By returning to our runner-up, we not only kept talent sourcing costs low and lessened the time-consuming hiring cycle, but we also found ourselves part of a trend. According to LinkedIn’s Talent Solutions, Insights Into How Small Businesses Hire, 80% of small businesses have found success hiring for potential instead of experience alone (something to remember the next time you’re second guessing whether to apply for your dream job).
If you’ve gone through a grueling interview process only to be rejected, here are a couple of examples and tips on how you can turn that shut out into a job offer.
A fellow hiring manager recently shared an applause-worthy proactive approach to turning the tables if you’re initially rejected for your dream job. Not long ago, this hiring rep had gotten a call from a candidate she’d interviewed to whom she’d not extended an offer. This candidate didn’t ask that lame question, “Why wasn’t I hired for the role?” which no recruiter or hiring pro yearns to answer. Instead, this standout candidate informed her former interviewer that her career goal was to excel as a fill-in-the-blank, and Acme Corp. was her top choice firm because… Then, the rejected job seeker asked what skills or areas of experience she could work on to make her a more desirable candidate when a similar position opened up at the company in the future.
Boom. Well done. What the rejected candidate didn’t know when she made that call to her former interviewer was that the supposed superstar Acme Corp. had initially hired wasn’t working out as they’d hoped. By demonstrating a determination to improve skills and add value to the company, the initially rejected candidate earned an invitation to discuss the role again with the interviewer, which snowballed into an offer for the job she had previously been passed over for.
So, even if you get that call or email letting you know that they’ve extended the job offer to some other lucky son of a gun, at least make an effort to wish the powers that be the best with their new hire. It also couldn’t hurt to reiterate that in a handwritten note or email, adding that while you wish them the best, you’d love to hear from them if their initial choice doesn’t work out. You have nothing to lose and so much to gain.
And if you’ve ever doubted the value of a strong resume to open doors, even doors that were sealed shut, then stop doubting. For full disclosure, this job seeker was one of my resume clients, and in a blush-worthy recommendation she shared, “…[my resume] made me feel and sound so much like a rock star that I was actually called in to interview for a position even though they received my resume AFTER they had hired someone else… They told me that my resume stood out so strong that when they decided to replace their new hire, I got the call to interview, and I got the job.”

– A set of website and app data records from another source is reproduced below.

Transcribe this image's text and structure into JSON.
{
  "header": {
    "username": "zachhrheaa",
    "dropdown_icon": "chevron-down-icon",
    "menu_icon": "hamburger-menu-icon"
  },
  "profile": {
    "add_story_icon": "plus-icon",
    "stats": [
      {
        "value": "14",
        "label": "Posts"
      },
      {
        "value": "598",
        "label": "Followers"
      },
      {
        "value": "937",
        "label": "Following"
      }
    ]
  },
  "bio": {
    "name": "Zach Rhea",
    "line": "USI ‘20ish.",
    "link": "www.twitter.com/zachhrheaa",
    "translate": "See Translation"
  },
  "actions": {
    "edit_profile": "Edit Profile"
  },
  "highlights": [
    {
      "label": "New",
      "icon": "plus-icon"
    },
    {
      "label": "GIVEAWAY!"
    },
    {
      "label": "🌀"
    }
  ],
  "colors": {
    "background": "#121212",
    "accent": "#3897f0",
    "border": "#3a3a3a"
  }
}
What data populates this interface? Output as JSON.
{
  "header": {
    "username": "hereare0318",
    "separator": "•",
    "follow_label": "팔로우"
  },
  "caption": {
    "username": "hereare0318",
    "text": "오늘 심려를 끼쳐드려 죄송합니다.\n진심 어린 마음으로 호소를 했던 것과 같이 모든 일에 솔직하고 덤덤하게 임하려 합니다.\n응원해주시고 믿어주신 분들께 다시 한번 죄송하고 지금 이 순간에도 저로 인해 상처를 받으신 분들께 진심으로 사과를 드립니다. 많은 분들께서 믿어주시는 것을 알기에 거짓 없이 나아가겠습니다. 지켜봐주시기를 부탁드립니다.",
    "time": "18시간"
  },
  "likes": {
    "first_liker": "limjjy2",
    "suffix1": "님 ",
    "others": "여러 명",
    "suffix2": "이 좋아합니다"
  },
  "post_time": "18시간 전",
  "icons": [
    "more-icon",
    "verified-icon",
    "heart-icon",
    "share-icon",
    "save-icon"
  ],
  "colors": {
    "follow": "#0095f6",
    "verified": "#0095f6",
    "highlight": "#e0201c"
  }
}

By making sure she had a resume that truly exemplified and quantified her value and accomplishments, this job seeker/opportunity maker positioned herself perfectly to replace a recent hire who wasn’t living up to expectations.
So remember, by learning not just how to act, but how to live as a consummate professional, you too might be able to lead your very own career coup.
15 May 2016